    So why not move your seedlings directly into its final container and skip the growing pods? A large container will retain a lot of water, more than your pepper seedling will drink in a reasonable amount of time. You will end up with saturated soil that cannot be used by the plant which will invite mold and fungus in the unused soil. The other reason is to save space. Transplanting all of the seedlings into larger pots will take up a lot of space as they continue to grow and develop its root system. gradually increasing the size of the pot as the plant grows will allow it to grow full healthy root system. Once the root system of your pepper plants reaches the edges of its container, you will transplant the pepper plants into a larger container to continue to grow.

    When Do you know it’s time to transplant your seedlings?

    There are many factors to consider when figuring out the best time to transplant seedlings. First, the type of pepper variety, as well as the amount of sunlight your pepper seeds are getting along with soil temperature. Second, check the root system of your pepper seed.

    Around two to three weeks after your seedlings sprout, they should be ready to move out of their seed cells. They should be about two to three inches tall and have three sets of true leaves. True leaves are the set of leaf that grow after the cotyledons. Cotyledons are the first set of leaves that emerge from the seed as the plant is sprouting. You can check to see if your pepper plants are ready to be transplanted by carefully checking its root system. Simply slide the soil out of the seed cell.

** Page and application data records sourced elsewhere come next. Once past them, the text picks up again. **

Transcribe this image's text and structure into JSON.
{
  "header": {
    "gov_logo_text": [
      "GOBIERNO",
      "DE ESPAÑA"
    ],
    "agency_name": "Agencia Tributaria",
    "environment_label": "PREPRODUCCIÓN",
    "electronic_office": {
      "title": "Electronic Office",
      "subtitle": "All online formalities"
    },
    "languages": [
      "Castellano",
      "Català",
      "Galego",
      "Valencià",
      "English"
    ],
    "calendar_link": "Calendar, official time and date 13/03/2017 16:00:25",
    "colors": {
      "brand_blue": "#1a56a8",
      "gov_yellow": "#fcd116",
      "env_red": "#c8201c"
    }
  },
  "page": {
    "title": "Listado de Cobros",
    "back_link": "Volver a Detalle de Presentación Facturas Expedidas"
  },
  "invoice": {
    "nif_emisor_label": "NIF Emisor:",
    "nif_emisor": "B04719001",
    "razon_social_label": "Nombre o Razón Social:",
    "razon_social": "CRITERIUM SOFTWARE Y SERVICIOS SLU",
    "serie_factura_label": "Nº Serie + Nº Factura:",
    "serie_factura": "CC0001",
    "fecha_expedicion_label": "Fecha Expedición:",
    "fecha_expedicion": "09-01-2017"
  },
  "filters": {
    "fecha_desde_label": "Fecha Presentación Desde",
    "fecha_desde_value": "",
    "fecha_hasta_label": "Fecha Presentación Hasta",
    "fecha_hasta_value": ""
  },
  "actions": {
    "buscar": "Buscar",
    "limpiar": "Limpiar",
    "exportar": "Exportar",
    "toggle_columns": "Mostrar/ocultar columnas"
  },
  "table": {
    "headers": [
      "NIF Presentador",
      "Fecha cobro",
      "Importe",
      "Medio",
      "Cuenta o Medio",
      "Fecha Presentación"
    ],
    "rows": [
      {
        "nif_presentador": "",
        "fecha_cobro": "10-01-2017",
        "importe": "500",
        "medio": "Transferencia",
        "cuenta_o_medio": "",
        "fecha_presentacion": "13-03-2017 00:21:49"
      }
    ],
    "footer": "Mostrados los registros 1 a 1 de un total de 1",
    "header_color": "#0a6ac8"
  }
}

You are looking for the roots to reach the bottom and edge of the soil. Catch the plant for transplanting before the roots become too densely coiled and bound.